In 1960, Asians made up only about 0.6% of the Total U.S. population, many concentrated in California. Growth has come almost entirely from immigration, but in the future we will start to see a higher share of growth coming from the children of immigrants and their children.
Asians and acculturation
Asian immigrants to the U.S. may not go through the same sort of acculturation process as Hispanics. Hispanics are much less likely to be enrolled in school, particularly post secondary school, and tend to take low-paid blue collar and service jobs, often either in Hispanic neighborhoods or in companies with a high share of Hispanic employees. Asians likely have, on average, better English skills when they enter the U.S., particularly writing skills, since they are often entering the country to attend college or graduate school. While in school they are exposed to a broader range of American culture than many Hispanics who come to the U.S. to work rather than attend school.

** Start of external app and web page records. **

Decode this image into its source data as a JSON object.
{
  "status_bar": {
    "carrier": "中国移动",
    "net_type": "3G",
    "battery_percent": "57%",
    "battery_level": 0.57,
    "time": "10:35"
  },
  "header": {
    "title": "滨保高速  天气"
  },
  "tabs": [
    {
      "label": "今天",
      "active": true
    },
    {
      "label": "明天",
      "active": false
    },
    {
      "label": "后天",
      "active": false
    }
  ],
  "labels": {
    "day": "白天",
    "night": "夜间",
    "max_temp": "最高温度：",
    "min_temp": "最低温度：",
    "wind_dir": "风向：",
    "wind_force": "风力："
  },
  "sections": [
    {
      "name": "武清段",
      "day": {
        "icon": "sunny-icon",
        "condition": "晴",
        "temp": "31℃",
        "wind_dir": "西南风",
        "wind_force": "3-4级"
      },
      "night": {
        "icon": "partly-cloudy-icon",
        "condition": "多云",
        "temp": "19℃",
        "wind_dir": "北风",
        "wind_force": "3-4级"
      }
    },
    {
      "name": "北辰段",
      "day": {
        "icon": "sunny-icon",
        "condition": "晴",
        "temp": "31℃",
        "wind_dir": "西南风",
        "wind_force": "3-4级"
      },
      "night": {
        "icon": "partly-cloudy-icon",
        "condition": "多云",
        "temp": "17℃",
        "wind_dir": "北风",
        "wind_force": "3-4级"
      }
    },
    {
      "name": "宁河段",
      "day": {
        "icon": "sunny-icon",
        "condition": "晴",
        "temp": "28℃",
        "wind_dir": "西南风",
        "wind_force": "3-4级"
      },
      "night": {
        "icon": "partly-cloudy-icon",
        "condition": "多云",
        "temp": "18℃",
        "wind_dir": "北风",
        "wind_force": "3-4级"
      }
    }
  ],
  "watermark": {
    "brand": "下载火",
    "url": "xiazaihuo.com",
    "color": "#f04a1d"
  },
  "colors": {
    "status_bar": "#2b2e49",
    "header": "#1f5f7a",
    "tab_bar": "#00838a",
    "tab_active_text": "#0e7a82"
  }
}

The differences for adults are the most striking. Less than 19% of Asian adults struggle with English compared to over 30% of Hispanic adults. Most children of both Asian and Hispanic immigrants are born in the U.S., and in general, have much better English language skills than their parents. The distributions of English language skills for children of Hispanic and Asian origin are nearly identical.
Marketing to Asians
Asians are expected to continue to grow rapidly as a share of U.S. population. Although they will likely continue to be ranked the third race or ethnic group by size (behind Hispanics and African Americans), they will make up a significant share of population over the next few decades. Like Hispanics, they will tend to be concentrated geographically, meaning that they already are a very significant share of the population in several major markets, and may come to dominate some larger cities. San Francisco and the surrounding areas could easily become majority Asian in the coming years.
|Language-specific marketing is less of a requirement for success as compared with Hispanics…|
Since Asians tend to have good English skills, language-specific marketing is less of a requirement for success as compared with Hispanics. However, Asian tastes are more different from U.S. norms than are those of Hispanics, which makes marketing to this segment more challenging. While most native U.S. shoppers dropped into a Hispanic grocery store would be at least familiar with most of the ingredients, the average American dropped into a Chinese, Korean, or Japanese market might not fare as well.
The fusion of Asian culture into the American mainstream will continue to gain importance and will increasingly gain focus from makers and sellers of consumer products, particularly in West Coast markets and those of the Northeast. New strategies that reflect Asian diversity and unique tastes will need to improve as this segment continues to grow in importance.